Code Quality Standards

Measuring Code Quality

Development teams can use code quality standards to evaluate the structural quality of software ahead of each release. By applying standards earlier in the software development lifecycle, a codebase can be carried over to other products, developed further, or open sourced with greater confidence, resulting in less technical debt and complexity. The measures are designed to be automated on source code through static analysis and provide an industry-wide foundation for benchmarking, setting quality targets, providing visibility, and tracking improvement progress.

Built on MITRE Common Weakness Enumeration

Each code quality measure for Reliability, Performance Efficiency, Security, and Maintainability is comprised of a set of weaknesses (CWEs) in the MITRE Common Weakness Enumeration (CWE). The MITRE CWE is a reference point for developers and tools and codifies over 800 known software weaknesses. The coding rules enshrined in CISQ standards include such CWEs as SQL Injection and Buffer Overflow. CISQ identified the most critical and impactful CWEs and standardized them for automation under each quality characteristic.

Download a list of the CWEs in each code quality measure.

SUPPLEMENTING ISO 25000 BY MEASURING QUALITY AT THE SOURCE CODE

The ISO/IEC 25000 series of standards, also known as SQuaRE (System and Software Quality Requirements and Evaluation), contains a framework to evaluate software product quality. ISO/IEC 25010 defines a set of eight software quality characteristics, or system “-ilities,” i.e. security, reliability, and maintainability. ISO/IEC 25023 describes how to apply the quality characteristics to measure product quality. However, the measures defined in 25023 largely measure quality at the behavioral level rather than at the level of specific quality problems in the source code. To supplement the level of measurement in 25023, CISQ defined source code level measures of four quality characteristics — ReliabilityPerformance EfficiencySecurity, and Maintainability as outlined above. Dr. Bill Curtis, Founding Executive Director of CISQ, is the American lead on ISO 25000 and we seek to supplement ISO 25000 with actionable, automated standard measures of quality.

Coverage at the Unit and System Level

The following table shows a snapshot of software engineering rules contained in the measurement of each code quality characteristic at the code unit level and system level.
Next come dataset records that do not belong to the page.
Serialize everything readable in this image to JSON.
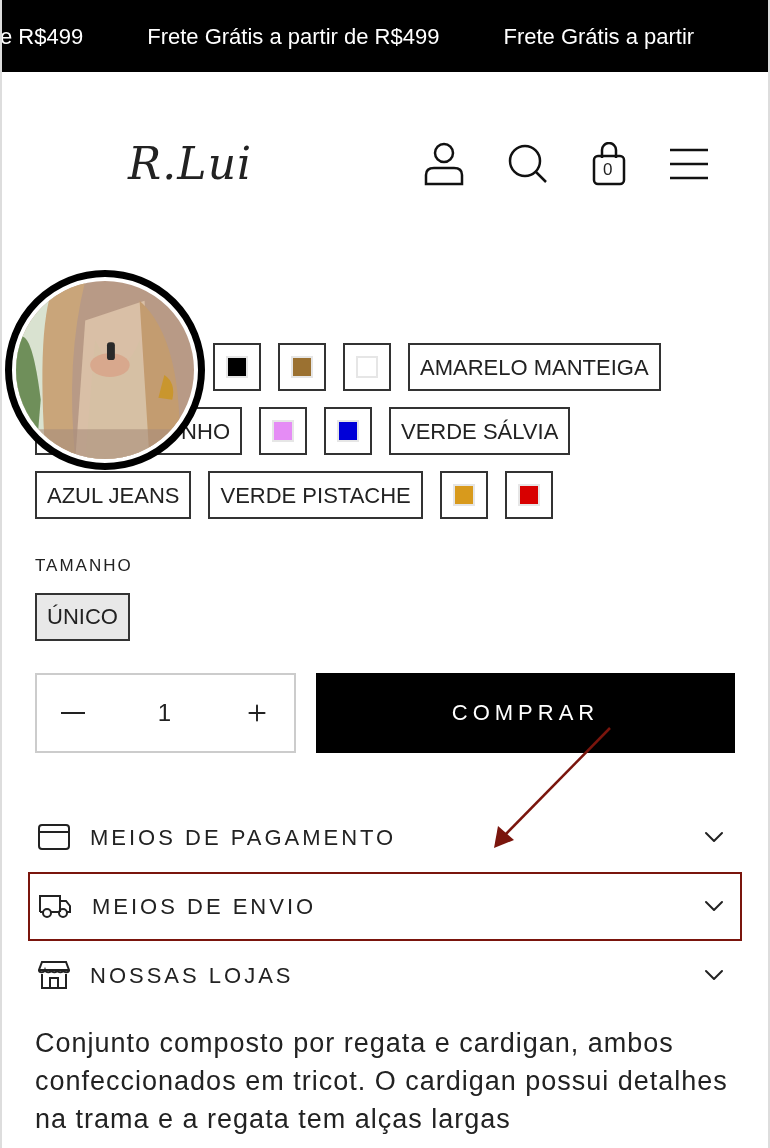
{
  "announcement_bar": {
    "messages": [
      "e R$499",
      "Frete Grátis a partir de R$499",
      "Frete Grátis a partir"
    ]
  },
  "header": {
    "logo": "R.Lui",
    "cart_count": "0"
  },
  "colors": {
    "rows": [
      [
        {
          "kind": "swatch",
          "color": "#000000",
          "selected": false
        },
        {
          "kind": "swatch",
          "color": "#9b7131",
          "selected": false
        },
        {
          "kind": "swatch",
          "color": "#ffffff",
          "selected": false
        },
        {
          "kind": "text",
          "label": "AMARELO MANTEIGA",
          "selected": false
        }
      ],
      [
        {
          "kind": "partial_text",
          "label": "NHO",
          "selected": false
        },
        {
          "kind": "swatch",
          "color": "#e58cf5",
          "selected": false
        },
        {
          "kind": "swatch",
          "color": "#0000d8",
          "selected": false
        },
        {
          "kind": "text",
          "label": "VERDE SÁLVIA",
          "selected": false
        }
      ],
      [
        {
          "kind": "text",
          "label": "AZUL JEANS",
          "selected": false
        },
        {
          "kind": "text",
          "label": "VERDE PISTACHE",
          "selected": false
        },
        {
          "kind": "swatch",
          "color": "#d89a1c",
          "selected": false
        },
        {
          "kind": "swatch",
          "color": "#d80000",
          "selected": false
        }
      ]
    ]
  },
  "size": {
    "label": "TAMANHO",
    "options": [
      {
        "label": "ÚNICO",
        "selected": true
      }
    ]
  },
  "quantity": {
    "value": "1"
  },
  "buy_button": "COMPRAR",
  "accordion": [
    {
      "kind": "payment",
      "label": "MEIOS DE PAGAMENTO",
      "expanded": false,
      "highlighted": false
    },
    {
      "kind": "shipping",
      "label": "MEIOS DE ENVIO",
      "expanded": false,
      "highlighted": true
    },
    {
      "kind": "stores",
      "label": "NOSSAS LOJAS",
      "expanded": false,
      "highlighted": false
    }
  ],
  "description": "Conjunto composto por regata e cardigan, ambos confeccionados em tricot. O cardigan possui detalhes na trama e a regata tem alças largas"
}
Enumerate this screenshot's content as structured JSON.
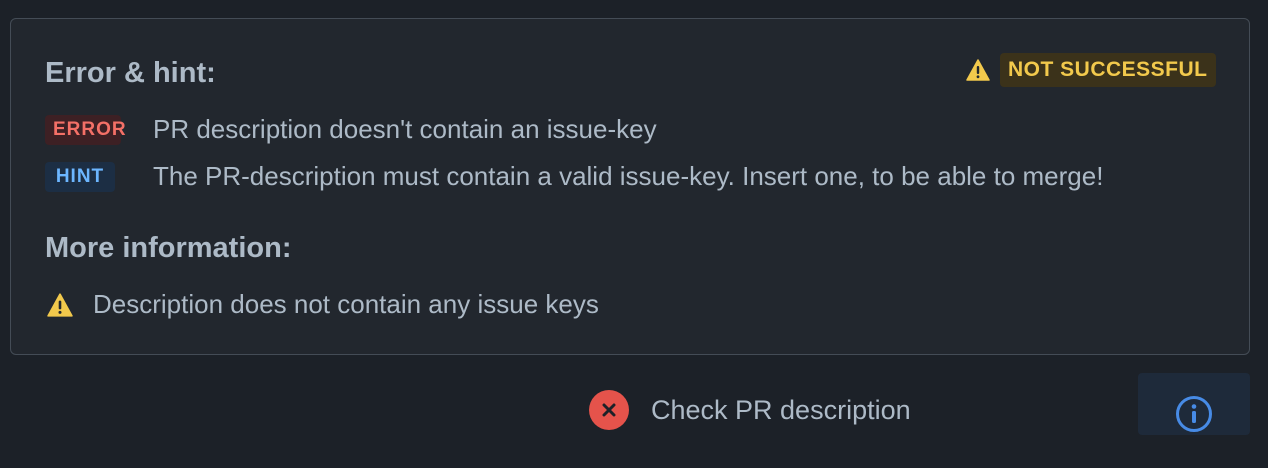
{
  "card": {
    "error_hint_title": "Error & hint:",
    "status": {
      "label": "NOT SUCCESSFUL",
      "icon": "warning-icon",
      "color": "#f2c94c"
    },
    "error": {
      "tag": "ERROR",
      "message": "PR description doesn't contain an issue-key",
      "color": "#f47067"
    },
    "hint": {
      "tag": "HINT",
      "message": "The PR-description must contain a valid issue-key. Insert one, to be able to merge!",
      "color": "#6cb6ff"
    },
    "more_info_title": "More information:",
    "more_info": {
      "icon": "warning-icon",
      "text": "Description does not contain any issue keys"
    }
  },
  "check": {
    "status_icon": "x-circle-icon",
    "label": "Check PR description",
    "status_color": "#e5534b"
  },
  "info_button": {
    "icon": "info-icon",
    "color": "#478be6"
  }
}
Software Quality Characteristic Coding Practices Unit Level Architectural Practices System Level
Reliability
  • Protecting state in multi-threaded environments
  • Safe use of inheritance and polymorphism
  • Resource bounds management, Complex code
  • Managing allocated resources, Timeouts
  • Multi-layer design compliance
  • Software manages data integrity and consistency
  • Exception handling through transactions
  • Class architecture compliance
Performance Efficiency
  • Compliance with Object-Oriented best practices
  • Compliance with SQL best practices
  • Expensive computations in loops
  • Static connections versus connection pools
  • Compliance with garbage collection best practices
  • Appropriate interactions with expensive or remote resources
  • Data access performance and data management
  • Memory, network and disk space management
  • Centralized handling of client requests
  • Use of middle tier components vs. procedures/DB functions
Security
  • Use of hard-coded credentials
  • Buffer overflows
  • Missing initialization
  • Improper validation of array index
  • Improper locking
  • Uncontrolled format string
  • Input validation
  • SQL injection
  • Cross-site scripting
  • Failure to use vetted libraries or frameworks
  • Secure architecture design compliance
Maintainability
  • Unstructured and duplicated code
  • High cyclomatic complexity
  • Controlled level of dynamic coding
  • Over-parameterization of methods
  • Hard coding of literals
  • Excessive component size
  • Duplicated business logic
  • Compliance with initial architecture design
  • Strict hierarchy of calling between architectural layers
  • Excessive horizontal layers
  • Excessive multi-tier fan-in/fan-out